The Revenue and Double Dividend Potential of Taxes on International Private Capital Flows and Securities Transactions
This paper explores two proposals to tax financial flows in developing economies—the package of policies implemented to various degrees by Chile and Colombia during the 1990s, widely referred to today as the Chilean model—and securities transactions taxes (STTs). I find that each provides a viable mechanism to raise revenue in some developing countries. Both can be introduced unilaterally (with the prospect of multilateral coordination in the future); both are progressive in their incidence, and in the case of the STT, represents an administratively manageable form of revenue collection. I also find that each entails double dividends that manifest in greater domestic and international macroeconomic stability. I also find, however, that the revenue-creation potential of both of these policy tools is limited for most developing countries. Indeed, in the case of the STT, I find that ten developing countries account for 94 per cent of all securities transactions and STT revenues. In addition, I find that this revenue is unstable, owing to the dramatic fluctuations that occur in securities trading volume in developing countries.

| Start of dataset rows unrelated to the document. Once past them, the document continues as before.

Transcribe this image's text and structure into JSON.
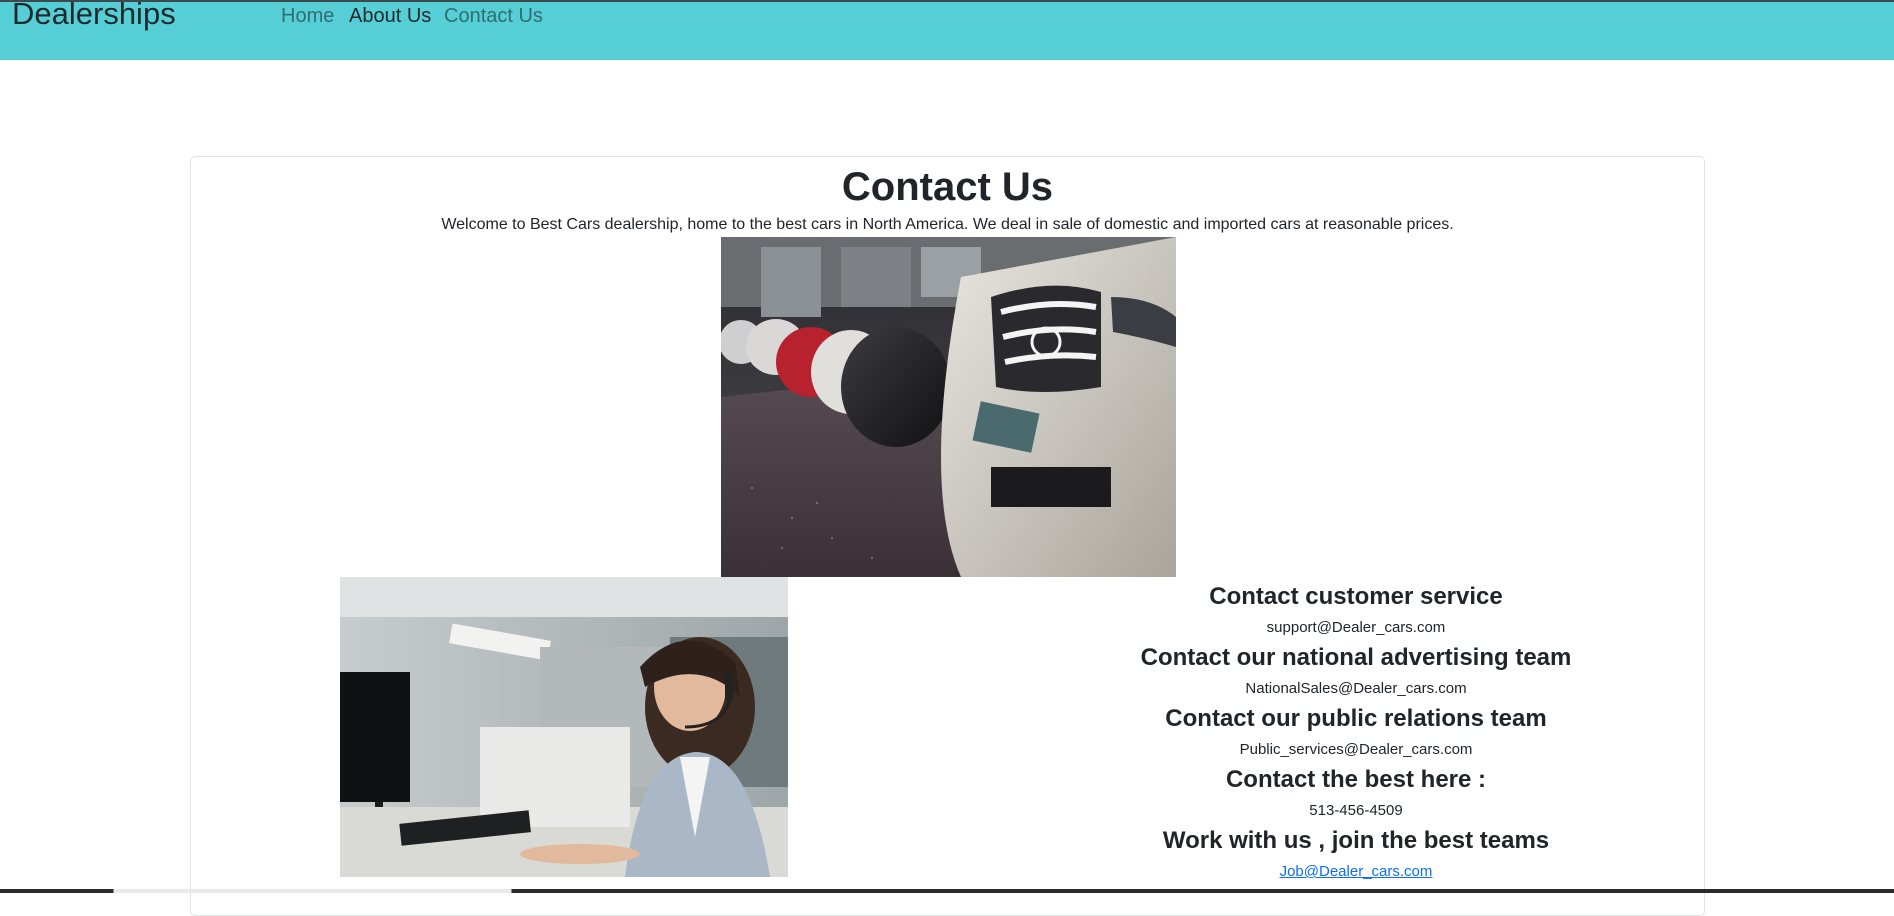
{
  "navbar": {
    "brand": "Dealerships",
    "links": [
      {
        "label": "Home"
      },
      {
        "label": "About Us"
      },
      {
        "label": "Contact Us"
      }
    ],
    "background": "#56ced6"
  },
  "main": {
    "title": "Contact Us",
    "intro": "Welcome to Best Cars dealership, home to the best cars in North America. We deal in sale of domestic and imported cars at reasonable prices."
  },
  "contacts": [
    {
      "heading": "Contact customer service",
      "value": "support@Dealer_cars.com"
    },
    {
      "heading": "Contact our national advertising team",
      "value": "NationalSales@Dealer_cars.com"
    },
    {
      "heading": "Contact our public relations team",
      "value": "Public_services@Dealer_cars.com"
    },
    {
      "heading": "Contact the best here :",
      "value": "513-456-4509"
    },
    {
      "heading": "Work with us , join the best teams",
      "value": "Job@Dealer_cars.com"
    }
  ]
}
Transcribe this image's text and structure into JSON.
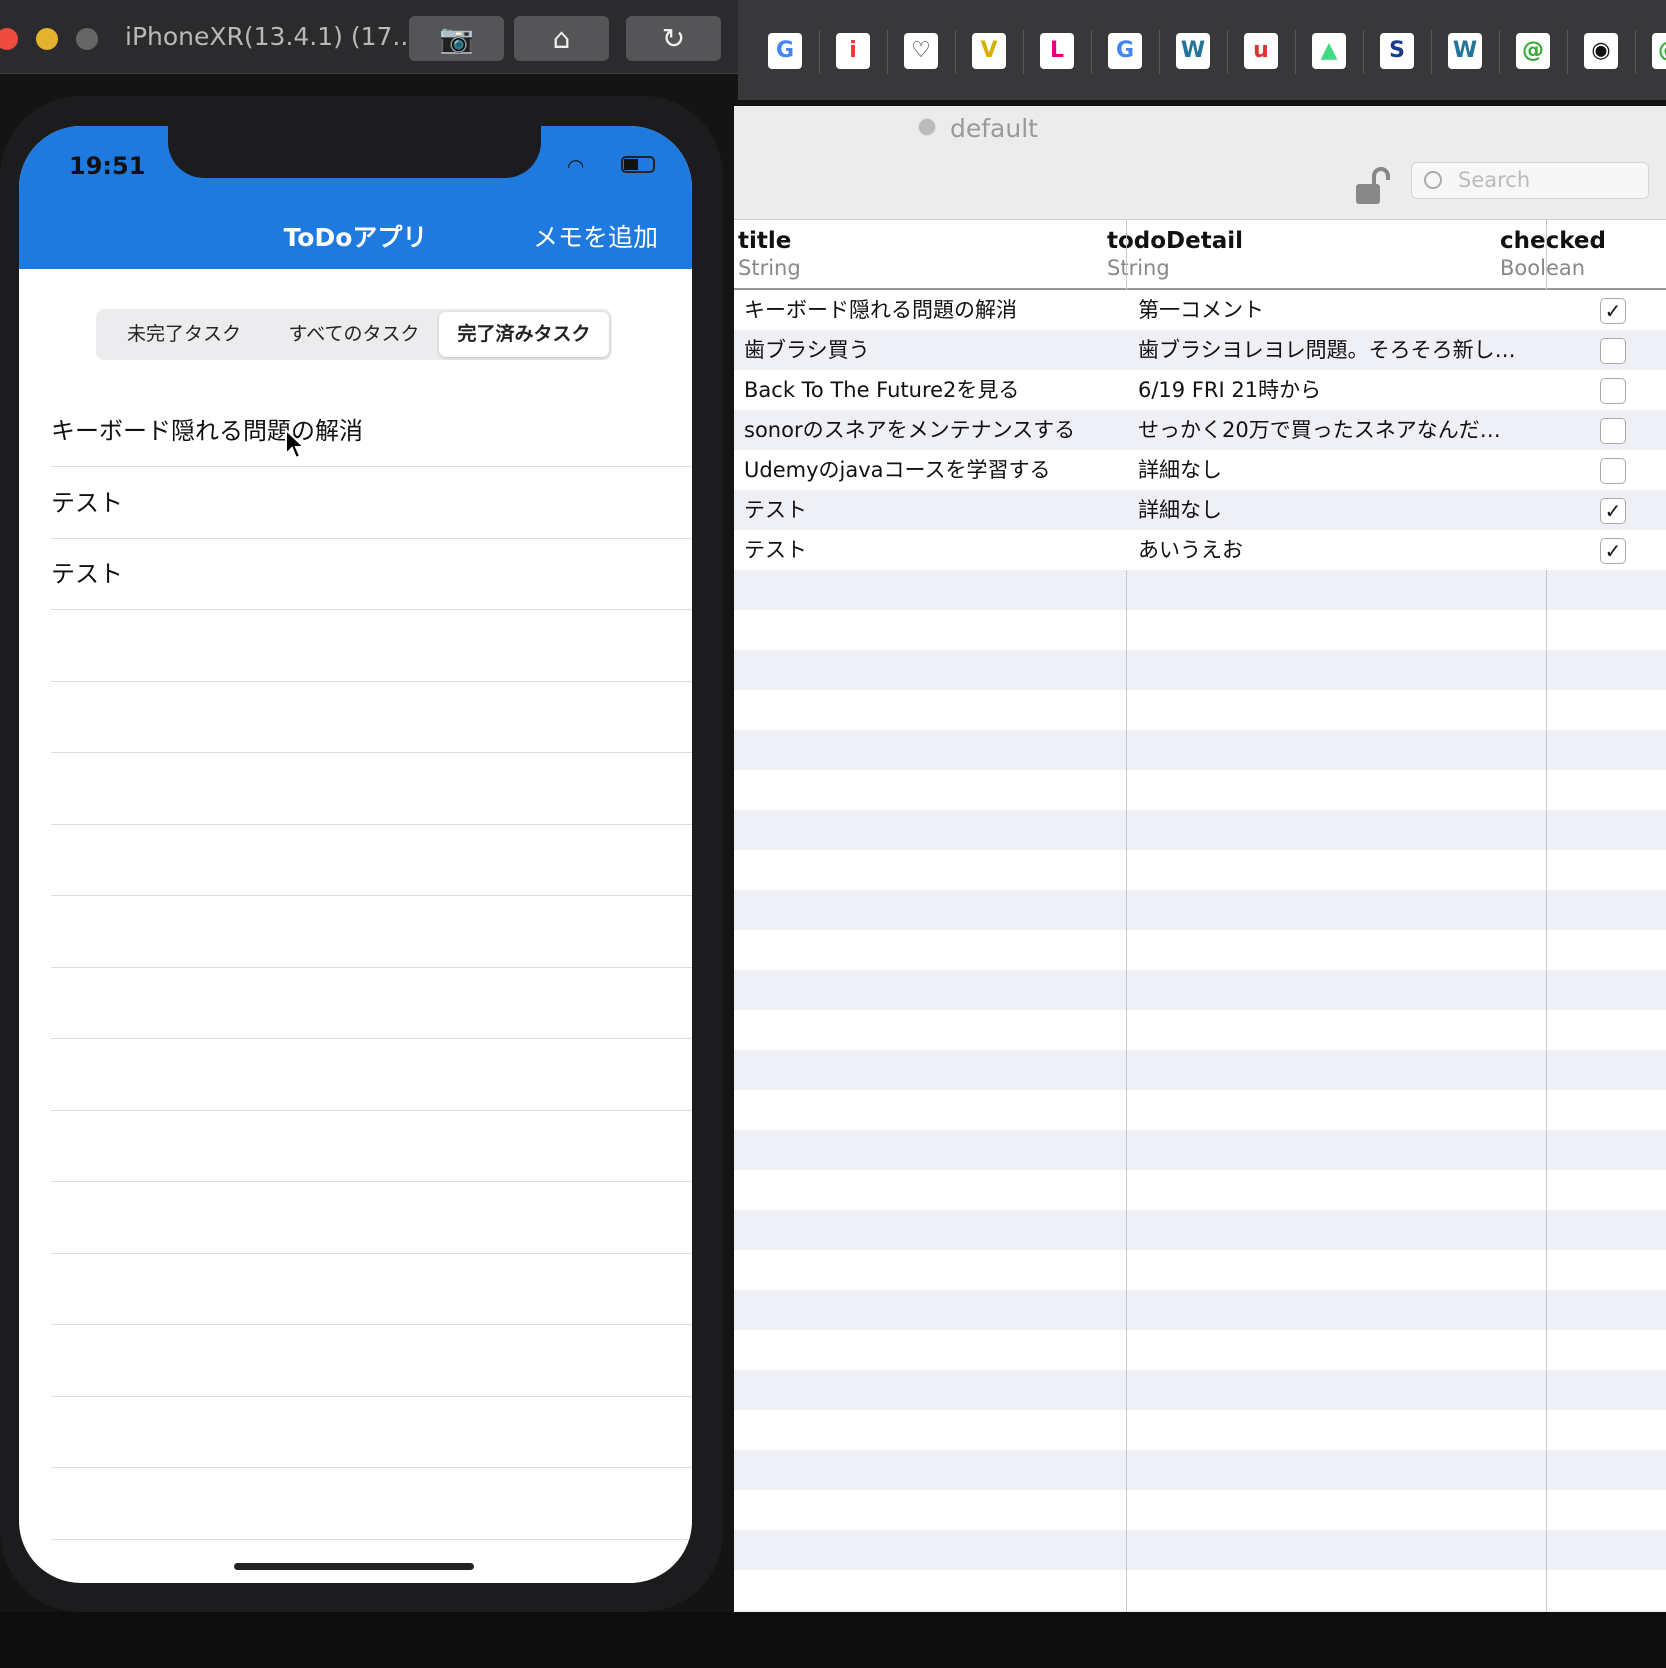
{
  "simulator": {
    "title": "iPhoneXR(13.4.1) (17...",
    "buttons": [
      {
        "icon": "camera-icon",
        "glyph": "📷"
      },
      {
        "icon": "home-icon",
        "glyph": "⌂"
      },
      {
        "icon": "rotate-icon",
        "glyph": "↻"
      }
    ]
  },
  "bookmarks": [
    {
      "g": "G",
      "c": "#4285f4"
    },
    {
      "g": "i",
      "c": "#e33"
    },
    {
      "g": "♡",
      "c": "#333"
    },
    {
      "g": "V",
      "c": "#d4b000"
    },
    {
      "g": "L",
      "c": "#e4007f"
    },
    {
      "g": "G",
      "c": "#4285f4"
    },
    {
      "g": "W",
      "c": "#21759b"
    },
    {
      "g": "u",
      "c": "#d33"
    },
    {
      "g": "▲",
      "c": "#3ddc84"
    },
    {
      "g": "S",
      "c": "#1a3a8a"
    },
    {
      "g": "W",
      "c": "#21759b"
    },
    {
      "g": "@",
      "c": "#3a3"
    },
    {
      "g": "◉",
      "c": "#111"
    },
    {
      "g": "@",
      "c": "#3a3"
    }
  ],
  "phone": {
    "time": "19:51",
    "nav_title": "ToDoアプリ",
    "add_button": "メモを追加",
    "segments": [
      "未完了タスク",
      "すべてのタスク",
      "完了済みタスク"
    ],
    "selected_segment": 2,
    "items": [
      "キーボード隠れる問題の解消",
      "テスト",
      "テスト"
    ]
  },
  "realm": {
    "realm_name": "default",
    "search_placeholder": "Search",
    "columns": [
      {
        "name": "title",
        "type": "String"
      },
      {
        "name": "todoDetail",
        "type": "String"
      },
      {
        "name": "checked",
        "type": "Boolean"
      }
    ],
    "rows": [
      {
        "title": "キーボード隠れる問題の解消",
        "detail": "第一コメント",
        "checked": true
      },
      {
        "title": "歯ブラシ買う",
        "detail": "歯ブラシヨレヨレ問題。そろそろ新し…",
        "checked": false
      },
      {
        "title": "Back To The Future2を見る",
        "detail": "6/19 FRI 21時から",
        "checked": false
      },
      {
        "title": "sonorのスネアをメンテナンスする",
        "detail": "せっかく20万で買ったスネアなんだ…",
        "checked": false
      },
      {
        "title": "Udemyのjavaコースを学習する",
        "detail": "詳細なし",
        "checked": false
      },
      {
        "title": "テスト",
        "detail": "詳細なし",
        "checked": true
      },
      {
        "title": "テスト",
        "detail": "あいうえお",
        "checked": true
      }
    ]
  },
  "checkmark": "✓"
}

These findings suggest the need to augment the national policy tools considered in this paper with other national and global strategies to raise revenues that can be used for the developmental purposes identified in the Millennium Development Goals.